## WHAT YOU ARE ASKED TO DO
When the word "Ondulado" shows up in a line of the records below, copy that line.
━━━━
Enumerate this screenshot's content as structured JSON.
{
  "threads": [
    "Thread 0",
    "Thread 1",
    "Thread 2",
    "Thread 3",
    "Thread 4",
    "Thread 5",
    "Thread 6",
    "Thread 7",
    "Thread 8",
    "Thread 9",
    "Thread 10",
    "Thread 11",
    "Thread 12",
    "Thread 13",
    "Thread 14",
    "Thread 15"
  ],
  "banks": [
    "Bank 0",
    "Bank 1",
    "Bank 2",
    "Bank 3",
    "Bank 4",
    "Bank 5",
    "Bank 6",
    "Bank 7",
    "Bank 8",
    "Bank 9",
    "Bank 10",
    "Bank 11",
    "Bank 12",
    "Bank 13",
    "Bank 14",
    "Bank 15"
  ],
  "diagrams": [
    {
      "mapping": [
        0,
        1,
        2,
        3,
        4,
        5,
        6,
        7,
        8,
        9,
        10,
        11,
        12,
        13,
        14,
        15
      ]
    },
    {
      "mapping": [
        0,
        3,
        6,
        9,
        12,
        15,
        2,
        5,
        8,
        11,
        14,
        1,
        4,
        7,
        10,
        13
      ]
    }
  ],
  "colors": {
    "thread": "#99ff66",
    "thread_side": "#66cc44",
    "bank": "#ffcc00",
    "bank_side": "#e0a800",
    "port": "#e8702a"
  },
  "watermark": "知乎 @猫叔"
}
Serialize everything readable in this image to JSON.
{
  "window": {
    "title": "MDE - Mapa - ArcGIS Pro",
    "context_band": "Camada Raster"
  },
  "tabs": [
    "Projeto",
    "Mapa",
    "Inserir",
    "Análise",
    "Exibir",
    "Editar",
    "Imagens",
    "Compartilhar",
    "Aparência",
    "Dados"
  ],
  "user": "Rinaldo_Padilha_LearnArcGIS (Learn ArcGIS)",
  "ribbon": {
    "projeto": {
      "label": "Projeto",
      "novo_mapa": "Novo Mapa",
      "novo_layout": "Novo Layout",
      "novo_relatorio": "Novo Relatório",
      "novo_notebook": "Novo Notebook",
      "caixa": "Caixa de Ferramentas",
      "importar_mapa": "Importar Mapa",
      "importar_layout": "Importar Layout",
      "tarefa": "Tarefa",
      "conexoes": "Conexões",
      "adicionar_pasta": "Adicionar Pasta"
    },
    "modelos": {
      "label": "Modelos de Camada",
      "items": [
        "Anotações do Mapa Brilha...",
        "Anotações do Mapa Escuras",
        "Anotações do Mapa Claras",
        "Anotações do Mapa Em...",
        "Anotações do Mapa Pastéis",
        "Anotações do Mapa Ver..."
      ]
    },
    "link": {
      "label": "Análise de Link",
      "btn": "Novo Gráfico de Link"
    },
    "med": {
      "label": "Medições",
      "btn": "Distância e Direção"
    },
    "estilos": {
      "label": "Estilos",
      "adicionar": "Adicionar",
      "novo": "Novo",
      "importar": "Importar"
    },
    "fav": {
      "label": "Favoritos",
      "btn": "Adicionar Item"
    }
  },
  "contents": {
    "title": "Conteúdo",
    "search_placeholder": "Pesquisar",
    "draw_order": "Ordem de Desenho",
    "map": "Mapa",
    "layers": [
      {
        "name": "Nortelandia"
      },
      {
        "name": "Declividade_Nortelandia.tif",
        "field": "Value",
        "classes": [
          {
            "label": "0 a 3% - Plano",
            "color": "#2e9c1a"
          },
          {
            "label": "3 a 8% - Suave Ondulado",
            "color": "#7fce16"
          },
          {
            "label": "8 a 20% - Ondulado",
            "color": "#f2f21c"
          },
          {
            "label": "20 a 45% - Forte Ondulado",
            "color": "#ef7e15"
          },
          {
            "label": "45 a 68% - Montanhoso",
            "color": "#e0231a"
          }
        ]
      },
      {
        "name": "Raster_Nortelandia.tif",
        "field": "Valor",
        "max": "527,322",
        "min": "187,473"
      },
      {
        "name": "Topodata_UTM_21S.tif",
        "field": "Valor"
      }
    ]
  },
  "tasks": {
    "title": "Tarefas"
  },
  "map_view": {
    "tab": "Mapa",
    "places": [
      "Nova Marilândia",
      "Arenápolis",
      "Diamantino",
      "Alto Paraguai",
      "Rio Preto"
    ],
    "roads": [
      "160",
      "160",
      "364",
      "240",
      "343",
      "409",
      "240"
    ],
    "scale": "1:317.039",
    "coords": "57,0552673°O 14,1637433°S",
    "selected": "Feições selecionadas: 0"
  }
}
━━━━
## RESULT BELOW
            "label": "3 a 8% - Suave Ondulado",
            "label": "8 a 20% - Ondulado",
            "label": "20 a 45% - Forte Ondulado",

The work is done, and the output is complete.